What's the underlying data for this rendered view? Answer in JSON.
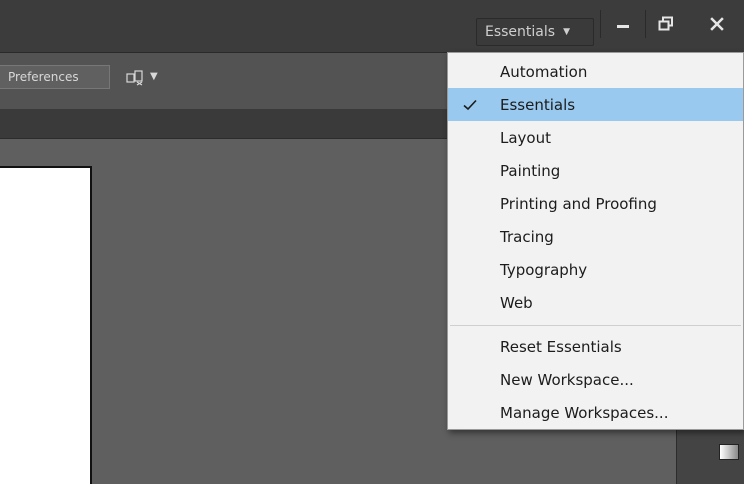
{
  "titlebar": {
    "workspace_switcher": {
      "label": "Essentials"
    }
  },
  "controlbar": {
    "preferences_label": "Preferences"
  },
  "workspace_menu": {
    "items": [
      {
        "label": "Automation",
        "checked": false
      },
      {
        "label": "Essentials",
        "checked": true
      },
      {
        "label": "Layout",
        "checked": false
      },
      {
        "label": "Painting",
        "checked": false
      },
      {
        "label": "Printing and Proofing",
        "checked": false
      },
      {
        "label": "Tracing",
        "checked": false
      },
      {
        "label": "Typography",
        "checked": false
      },
      {
        "label": "Web",
        "checked": false
      }
    ],
    "actions": [
      {
        "label": "Reset Essentials"
      },
      {
        "label": "New Workspace..."
      },
      {
        "label": "Manage Workspaces..."
      }
    ]
  },
  "colors": {
    "titlebar_bg": "#3c3c3c",
    "menu_bg": "#f2f2f2",
    "menu_selected": "#99c9ef",
    "canvas_bg": "#5e5f5e"
  }
}
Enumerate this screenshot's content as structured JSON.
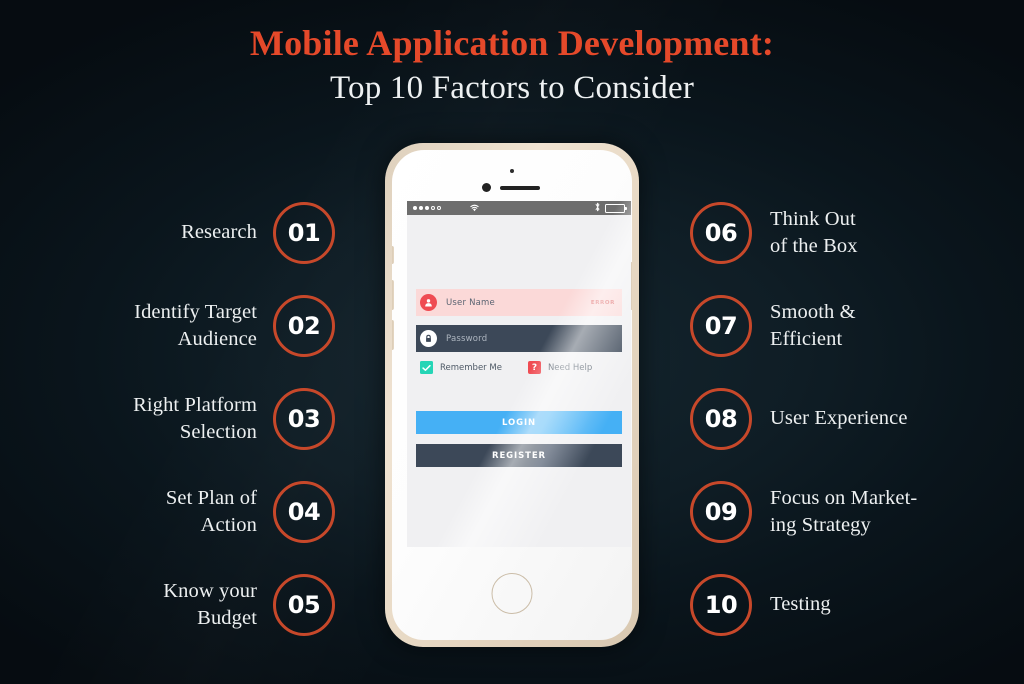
{
  "header": {
    "title_main": "Mobile Application Development:",
    "title_sub": "Top 10 Factors to Consider",
    "title_color": "#e5492a",
    "subtitle_color": "#eef1f2"
  },
  "theme": {
    "accent": "#c7482a",
    "background": "#0a151c",
    "text": "#edf0f1",
    "phone_bezel": "#e7d8c3",
    "screen_bg": "#f0f0f2"
  },
  "factors": {
    "left": [
      {
        "number": "01",
        "label": "Research"
      },
      {
        "number": "02",
        "label": "Identify Target\nAudience"
      },
      {
        "number": "03",
        "label": "Right Platform\nSelection"
      },
      {
        "number": "04",
        "label": "Set Plan of\nAction"
      },
      {
        "number": "05",
        "label": "Know your\nBudget"
      }
    ],
    "right": [
      {
        "number": "06",
        "label": "Think Out\nof the Box"
      },
      {
        "number": "07",
        "label": "Smooth &\nEfficient"
      },
      {
        "number": "08",
        "label": "User Experience"
      },
      {
        "number": "09",
        "label": "Focus on Market-\ning Strategy"
      },
      {
        "number": "10",
        "label": "Testing"
      }
    ]
  },
  "phone": {
    "status_bar": {
      "signal_filled": 3,
      "signal_total": 5,
      "wifi": "wifi-icon",
      "bluetooth": "bluetooth-icon",
      "battery": "battery-icon",
      "battery_level": 100
    },
    "login_form": {
      "username": {
        "placeholder": "User Name",
        "value": "",
        "icon": "user-icon",
        "state": "error",
        "error_label": "ERROR",
        "field_bg": "#fbd9d8",
        "icon_bg": "#ef4b52"
      },
      "password": {
        "placeholder": "Password",
        "value": "",
        "icon": "lock-icon",
        "field_bg": "#3c4858",
        "icon_bg": "#ffffff"
      },
      "remember_me": {
        "label": "Remember Me",
        "checked": true,
        "check_color": "#25d5b6"
      },
      "need_help": {
        "label": "Need Help",
        "badge_glyph": "?",
        "badge_color": "#ef4b52"
      },
      "login_button": {
        "label": "LOGIN",
        "color": "#45b0f5"
      },
      "register_button": {
        "label": "REGISTER",
        "color": "#3c4858"
      }
    }
  }
}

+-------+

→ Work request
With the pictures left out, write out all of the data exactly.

→ Written response
What's the underlying data for this rendered view? Answer in JSON.
{
  "titlebar": {
    "workspace_switcher": {
      "label": "Essentials"
    }
  },
  "controlbar": {
    "preferences_label": "Preferences"
  },
  "workspace_menu": {
    "items": [
      {
        "label": "Automation",
        "checked": false
      },
      {
        "label": "Essentials",
        "checked": true
      },
      {
        "label": "Layout",
        "checked": false
      },
      {
        "label": "Painting",
        "checked": false
      },
      {
        "label": "Printing and Proofing",
        "checked": false
      },
      {
        "label": "Tracing",
        "checked": false
      },
      {
        "label": "Typography",
        "checked": false
      },
      {
        "label": "Web",
        "checked": false
      }
    ],
    "actions": [
      {
        "label": "Reset Essentials"
      },
      {
        "label": "New Workspace..."
      },
      {
        "label": "Manage Workspaces..."
      }
    ]
  },
  "colors": {
    "titlebar_bg": "#3c3c3c",
    "menu_bg": "#f2f2f2",
    "menu_selected": "#99c9ef",
    "canvas_bg": "#5e5f5e"
  }
}
Enumerate this screenshot's content as structured JSON.
{
  "header": {
    "title_main": "Mobile Application Development:",
    "title_sub": "Top 10 Factors to Consider",
    "title_color": "#e5492a",
    "subtitle_color": "#eef1f2"
  },
  "theme": {
    "accent": "#c7482a",
    "background": "#0a151c",
    "text": "#edf0f1",
    "phone_bezel": "#e7d8c3",
    "screen_bg": "#f0f0f2"
  },
  "factors": {
    "left": [
      {
        "number": "01",
        "label": "Research"
      },
      {
        "number": "02",
        "label": "Identify Target\nAudience"
      },
      {
        "number": "03",
        "label": "Right Platform\nSelection"
      },
      {
        "number": "04",
        "label": "Set Plan of\nAction"
      },
      {
        "number": "05",
        "label": "Know your\nBudget"
      }
    ],
    "right": [
      {
        "number": "06",
        "label": "Think Out\nof the Box"
      },
      {
        "number": "07",
        "label": "Smooth &\nEfficient"
      },
      {
        "number": "08",
        "label": "User Experience"
      },
      {
        "number": "09",
        "label": "Focus on Market-\ning Strategy"
      },
      {
        "number": "10",
        "label": "Testing"
      }
    ]
  },
  "phone": {
    "status_bar": {
      "signal_filled": 3,
      "signal_total": 5,
      "wifi": "wifi-icon",
      "bluetooth": "bluetooth-icon",
      "battery": "battery-icon",
      "battery_level": 100
    },
    "login_form": {
      "username": {
        "placeholder": "User Name",
        "value": "",
        "icon": "user-icon",
        "state": "error",
        "error_label": "ERROR",
        "field_bg": "#fbd9d8",
        "icon_bg": "#ef4b52"
      },
      "password": {
        "placeholder": "Password",
        "value": "",
        "icon": "lock-icon",
        "field_bg": "#3c4858",
        "icon_bg": "#ffffff"
      },
      "remember_me": {
        "label": "Remember Me",
        "checked": true,
        "check_color": "#25d5b6"
      },
      "need_help": {
        "label": "Need Help",
        "badge_glyph": "?",
        "badge_color": "#ef4b52"
      },
      "login_button": {
        "label": "LOGIN",
        "color": "#45b0f5"
      },
      "register_button": {
        "label": "REGISTER",
        "color": "#3c4858"
      }
    }
  }
}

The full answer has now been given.